> Records to process
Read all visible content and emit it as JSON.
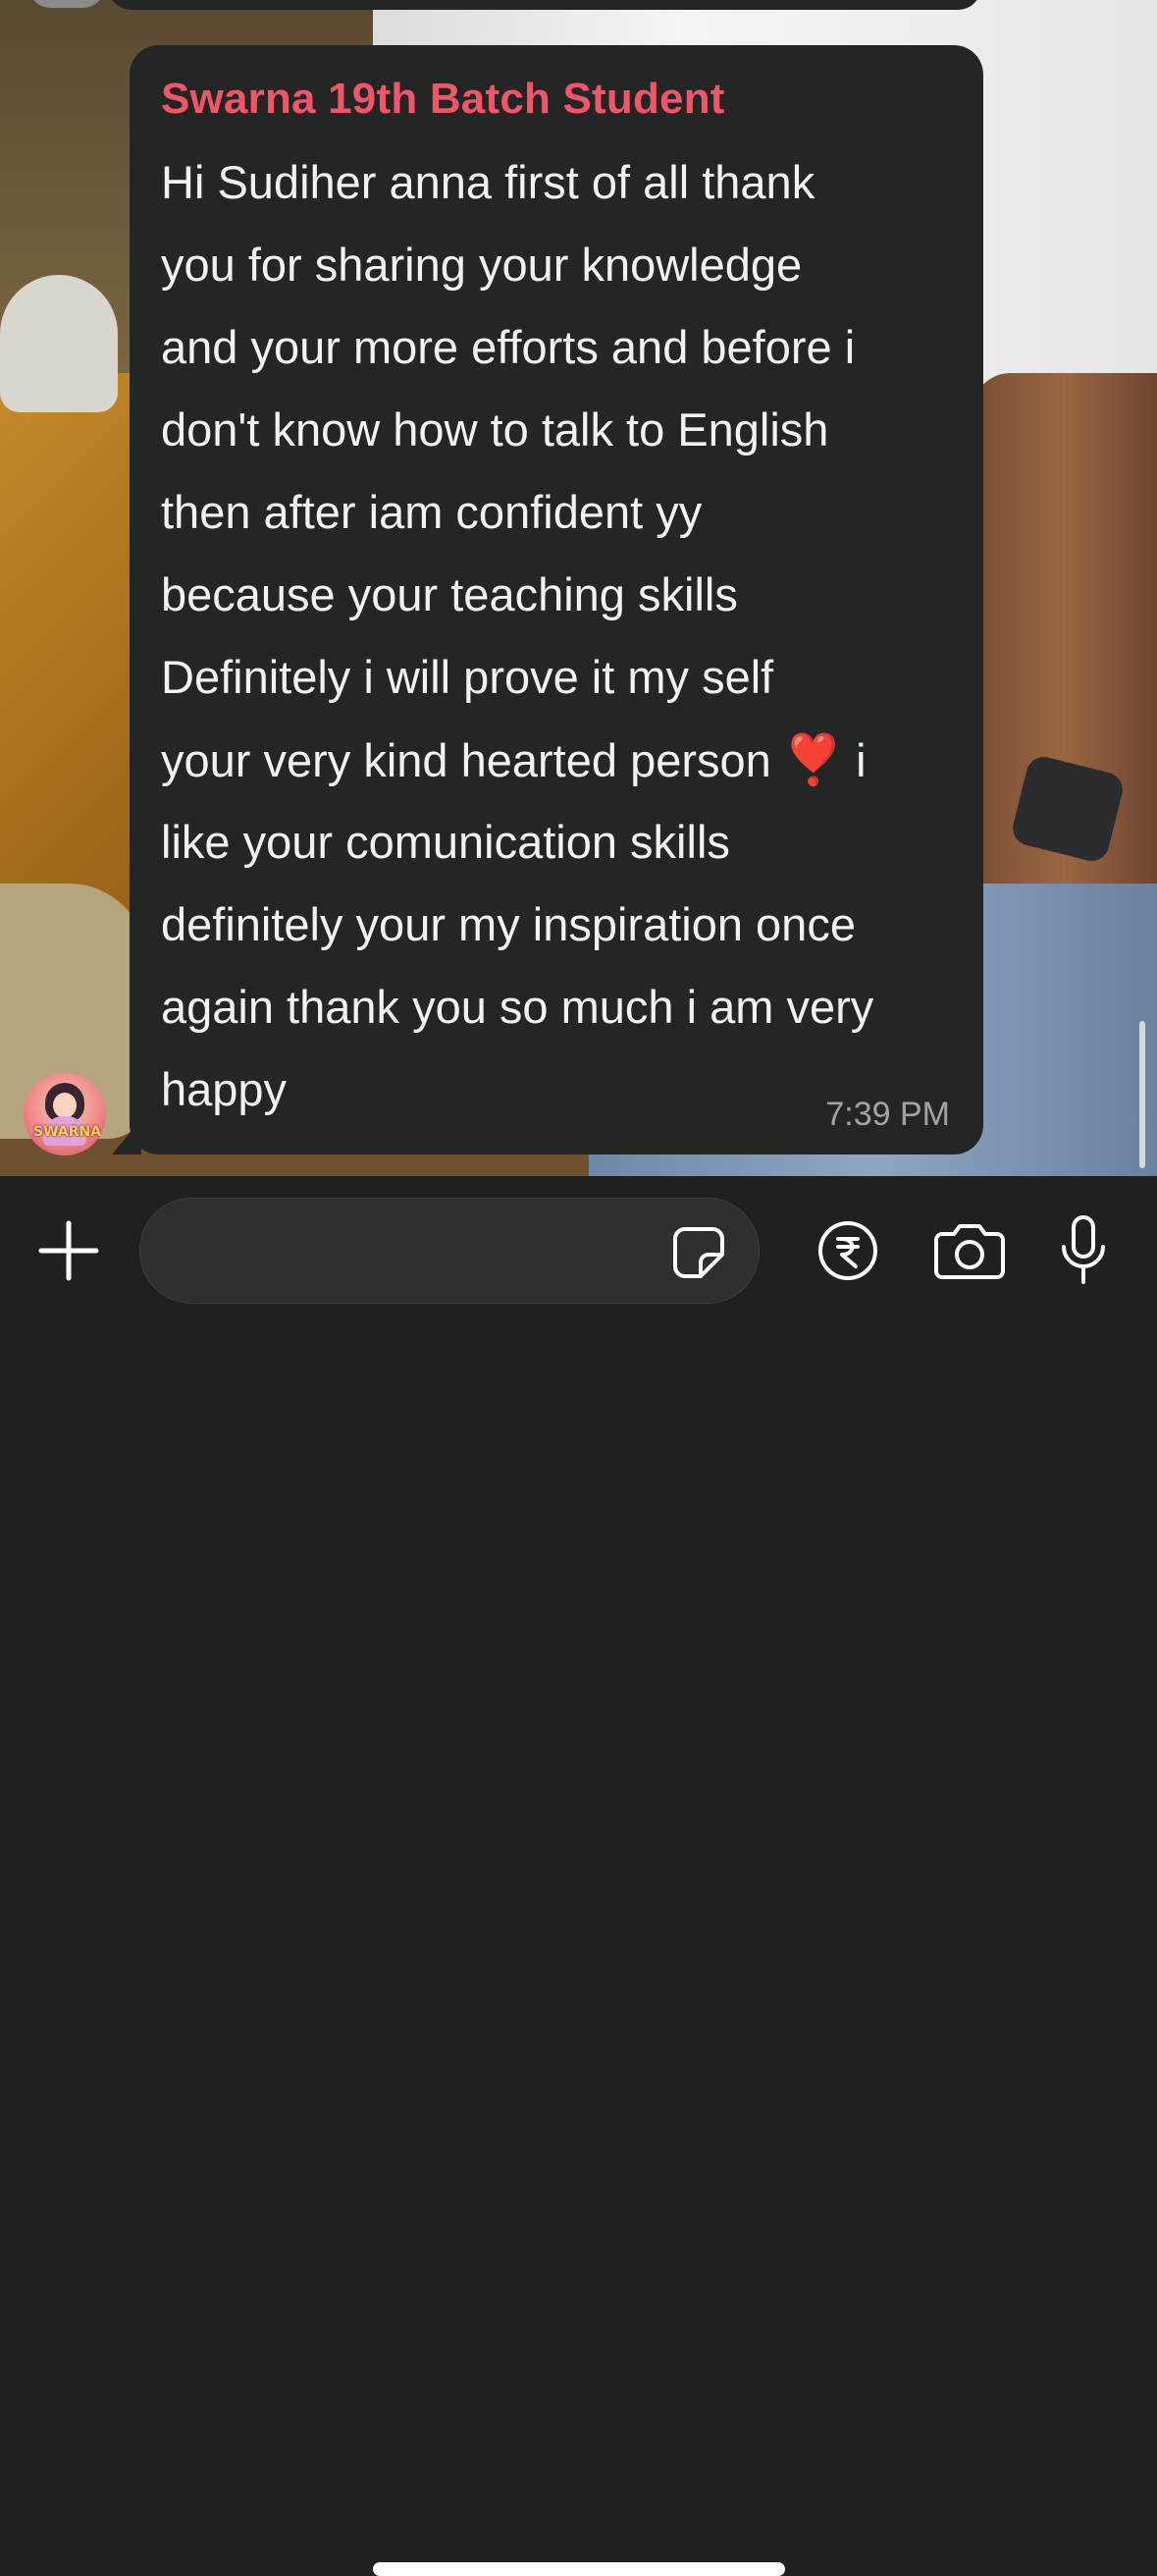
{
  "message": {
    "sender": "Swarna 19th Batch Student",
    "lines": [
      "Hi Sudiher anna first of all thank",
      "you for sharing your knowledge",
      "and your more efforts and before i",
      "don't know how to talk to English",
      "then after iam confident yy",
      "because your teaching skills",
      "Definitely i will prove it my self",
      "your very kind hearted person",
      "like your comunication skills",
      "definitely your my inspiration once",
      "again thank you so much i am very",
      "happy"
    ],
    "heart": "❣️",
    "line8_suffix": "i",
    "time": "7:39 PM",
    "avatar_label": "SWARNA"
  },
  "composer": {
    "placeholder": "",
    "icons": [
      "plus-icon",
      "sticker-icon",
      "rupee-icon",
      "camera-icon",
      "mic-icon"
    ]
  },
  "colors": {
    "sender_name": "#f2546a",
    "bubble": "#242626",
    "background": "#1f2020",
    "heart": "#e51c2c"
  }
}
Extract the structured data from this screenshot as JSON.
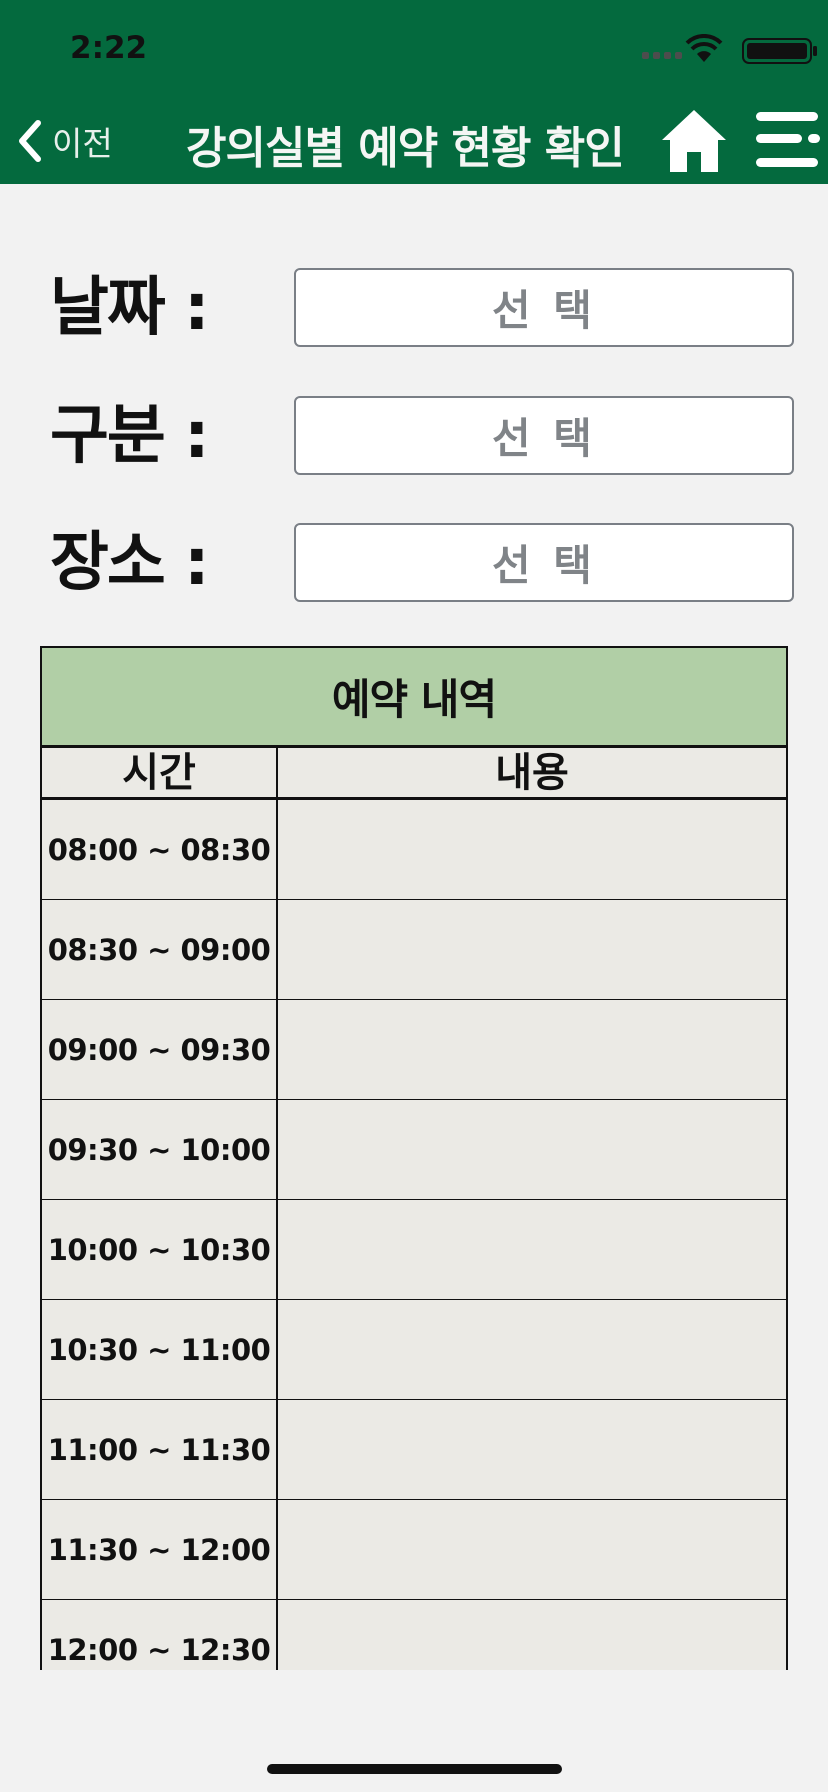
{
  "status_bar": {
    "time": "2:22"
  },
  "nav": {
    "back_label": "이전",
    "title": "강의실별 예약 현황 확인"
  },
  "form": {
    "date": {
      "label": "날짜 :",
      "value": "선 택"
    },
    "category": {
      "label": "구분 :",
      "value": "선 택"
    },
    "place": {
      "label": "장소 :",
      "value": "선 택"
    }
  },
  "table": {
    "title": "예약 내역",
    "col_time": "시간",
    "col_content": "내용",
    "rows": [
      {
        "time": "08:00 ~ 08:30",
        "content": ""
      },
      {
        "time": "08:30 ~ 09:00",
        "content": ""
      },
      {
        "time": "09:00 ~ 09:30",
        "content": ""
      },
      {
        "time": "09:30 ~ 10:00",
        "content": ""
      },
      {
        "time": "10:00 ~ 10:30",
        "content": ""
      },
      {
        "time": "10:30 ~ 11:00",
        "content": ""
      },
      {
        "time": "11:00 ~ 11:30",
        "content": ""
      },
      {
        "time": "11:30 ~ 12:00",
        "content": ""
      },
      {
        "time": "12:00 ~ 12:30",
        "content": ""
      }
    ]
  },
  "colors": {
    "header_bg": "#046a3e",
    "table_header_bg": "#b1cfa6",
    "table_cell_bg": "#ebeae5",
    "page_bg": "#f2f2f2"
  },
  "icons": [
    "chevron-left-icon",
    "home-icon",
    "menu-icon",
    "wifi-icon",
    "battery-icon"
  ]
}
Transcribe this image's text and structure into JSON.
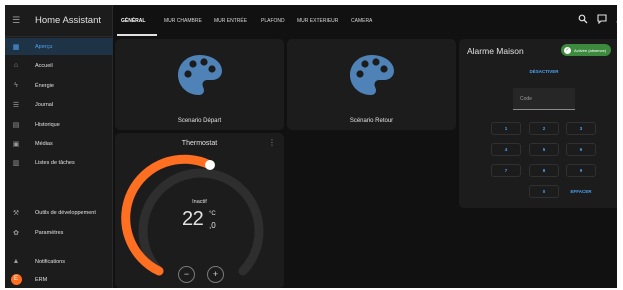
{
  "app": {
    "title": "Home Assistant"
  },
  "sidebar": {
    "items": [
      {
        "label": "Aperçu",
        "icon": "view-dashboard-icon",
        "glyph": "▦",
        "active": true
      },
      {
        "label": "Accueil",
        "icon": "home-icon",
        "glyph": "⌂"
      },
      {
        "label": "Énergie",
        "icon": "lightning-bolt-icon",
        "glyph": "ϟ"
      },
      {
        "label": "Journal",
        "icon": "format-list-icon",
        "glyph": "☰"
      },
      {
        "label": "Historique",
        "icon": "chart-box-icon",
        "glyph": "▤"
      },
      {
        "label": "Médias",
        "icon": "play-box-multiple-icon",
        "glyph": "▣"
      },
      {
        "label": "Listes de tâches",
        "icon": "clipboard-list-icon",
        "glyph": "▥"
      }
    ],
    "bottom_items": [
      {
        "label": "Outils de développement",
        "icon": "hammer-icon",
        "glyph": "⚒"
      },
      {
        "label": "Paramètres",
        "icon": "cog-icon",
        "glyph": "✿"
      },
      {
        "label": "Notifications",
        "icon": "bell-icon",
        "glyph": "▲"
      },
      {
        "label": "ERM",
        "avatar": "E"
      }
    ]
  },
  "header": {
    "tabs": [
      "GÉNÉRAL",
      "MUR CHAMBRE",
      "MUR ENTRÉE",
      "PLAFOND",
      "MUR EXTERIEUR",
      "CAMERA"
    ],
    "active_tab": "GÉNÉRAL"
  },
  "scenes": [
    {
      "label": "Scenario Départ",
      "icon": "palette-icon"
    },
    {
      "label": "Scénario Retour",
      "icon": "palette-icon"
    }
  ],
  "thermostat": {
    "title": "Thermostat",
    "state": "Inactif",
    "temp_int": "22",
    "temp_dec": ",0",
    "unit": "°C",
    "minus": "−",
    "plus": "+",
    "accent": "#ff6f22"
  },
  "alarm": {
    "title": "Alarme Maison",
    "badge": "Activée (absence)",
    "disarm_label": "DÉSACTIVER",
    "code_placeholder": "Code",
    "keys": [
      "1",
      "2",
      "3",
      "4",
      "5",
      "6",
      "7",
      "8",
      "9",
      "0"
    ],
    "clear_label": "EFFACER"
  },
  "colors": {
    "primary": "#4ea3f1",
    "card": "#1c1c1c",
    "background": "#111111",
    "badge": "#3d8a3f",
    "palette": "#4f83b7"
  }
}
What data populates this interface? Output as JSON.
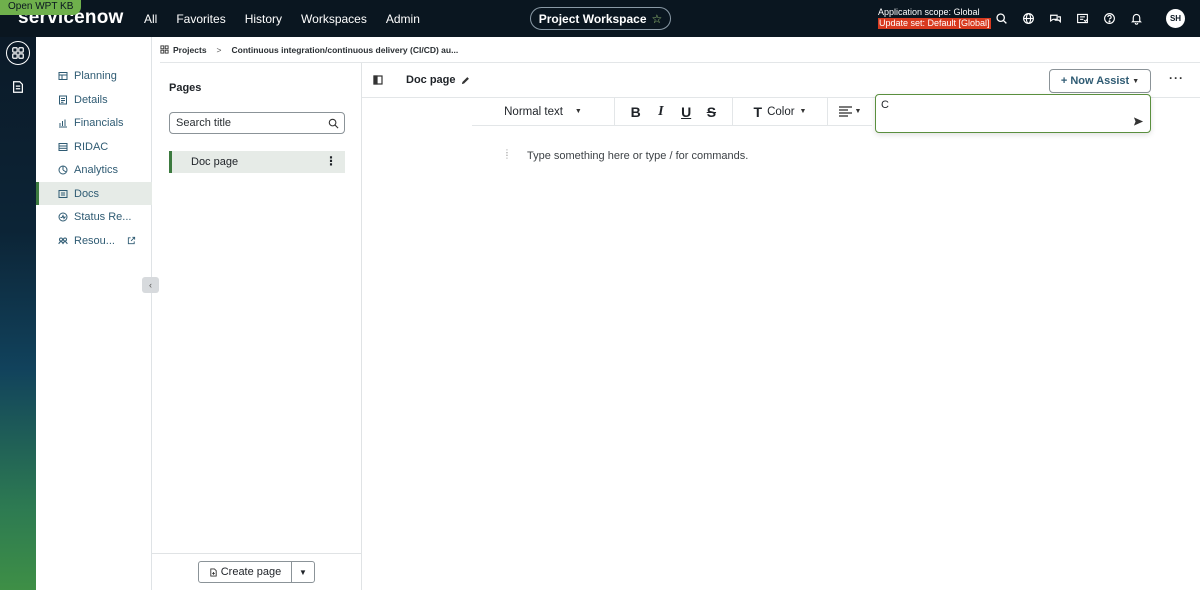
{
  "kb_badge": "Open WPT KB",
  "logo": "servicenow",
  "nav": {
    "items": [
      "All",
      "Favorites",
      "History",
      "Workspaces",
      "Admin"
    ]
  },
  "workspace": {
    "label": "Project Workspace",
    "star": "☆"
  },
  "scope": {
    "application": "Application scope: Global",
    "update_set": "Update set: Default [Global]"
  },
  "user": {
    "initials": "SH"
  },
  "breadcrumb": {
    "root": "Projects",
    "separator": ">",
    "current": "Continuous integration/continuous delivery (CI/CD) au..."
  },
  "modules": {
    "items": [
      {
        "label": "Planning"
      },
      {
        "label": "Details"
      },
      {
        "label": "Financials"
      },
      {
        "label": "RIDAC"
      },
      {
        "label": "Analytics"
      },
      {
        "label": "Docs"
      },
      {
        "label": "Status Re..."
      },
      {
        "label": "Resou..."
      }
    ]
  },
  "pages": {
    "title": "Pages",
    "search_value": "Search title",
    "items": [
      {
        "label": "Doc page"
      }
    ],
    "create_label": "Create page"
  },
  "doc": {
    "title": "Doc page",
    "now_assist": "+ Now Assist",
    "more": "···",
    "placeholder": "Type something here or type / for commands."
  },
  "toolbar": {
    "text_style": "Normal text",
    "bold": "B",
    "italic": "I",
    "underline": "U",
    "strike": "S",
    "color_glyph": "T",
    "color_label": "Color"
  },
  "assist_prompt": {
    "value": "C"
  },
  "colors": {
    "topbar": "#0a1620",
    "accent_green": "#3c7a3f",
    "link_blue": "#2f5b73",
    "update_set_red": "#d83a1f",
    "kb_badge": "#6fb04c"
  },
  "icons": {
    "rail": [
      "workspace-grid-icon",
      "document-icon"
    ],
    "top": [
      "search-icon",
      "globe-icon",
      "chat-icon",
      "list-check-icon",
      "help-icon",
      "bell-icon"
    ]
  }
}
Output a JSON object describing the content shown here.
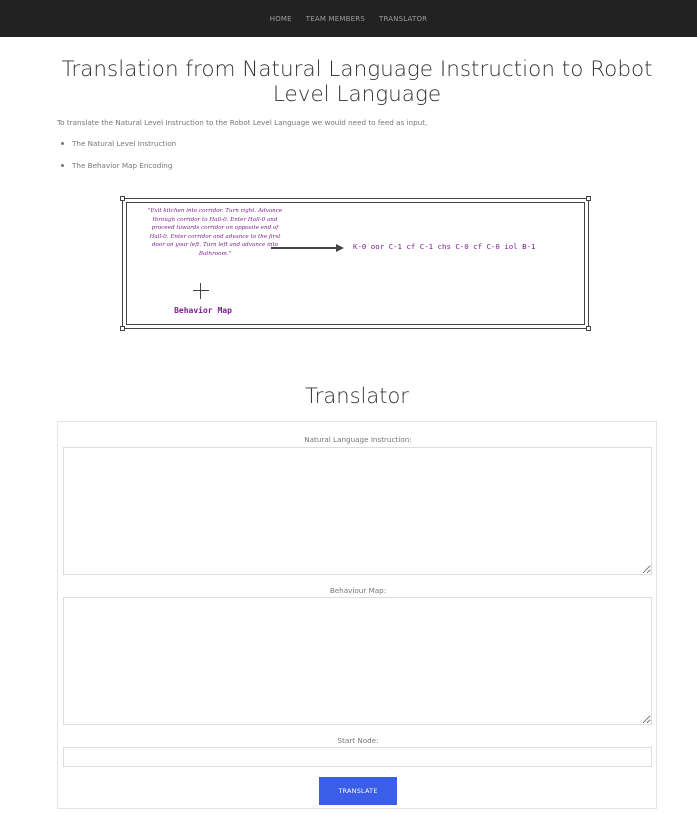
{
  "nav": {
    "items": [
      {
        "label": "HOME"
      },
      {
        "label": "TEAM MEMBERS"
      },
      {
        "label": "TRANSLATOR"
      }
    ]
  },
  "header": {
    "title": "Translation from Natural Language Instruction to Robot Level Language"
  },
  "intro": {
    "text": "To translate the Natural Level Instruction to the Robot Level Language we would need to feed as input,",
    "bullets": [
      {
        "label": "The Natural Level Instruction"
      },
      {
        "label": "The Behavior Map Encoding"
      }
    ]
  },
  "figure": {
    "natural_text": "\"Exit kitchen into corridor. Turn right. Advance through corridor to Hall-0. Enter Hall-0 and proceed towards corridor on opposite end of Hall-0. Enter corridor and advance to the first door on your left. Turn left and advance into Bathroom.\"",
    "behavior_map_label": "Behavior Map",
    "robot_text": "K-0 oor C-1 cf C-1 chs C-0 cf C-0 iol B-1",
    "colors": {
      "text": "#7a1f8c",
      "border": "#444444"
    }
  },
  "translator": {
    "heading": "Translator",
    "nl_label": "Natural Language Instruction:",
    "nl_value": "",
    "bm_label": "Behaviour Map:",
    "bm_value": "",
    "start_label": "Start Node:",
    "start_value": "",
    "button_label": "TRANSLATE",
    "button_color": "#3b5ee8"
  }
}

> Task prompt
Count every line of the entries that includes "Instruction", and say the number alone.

> Solution for this exercise
4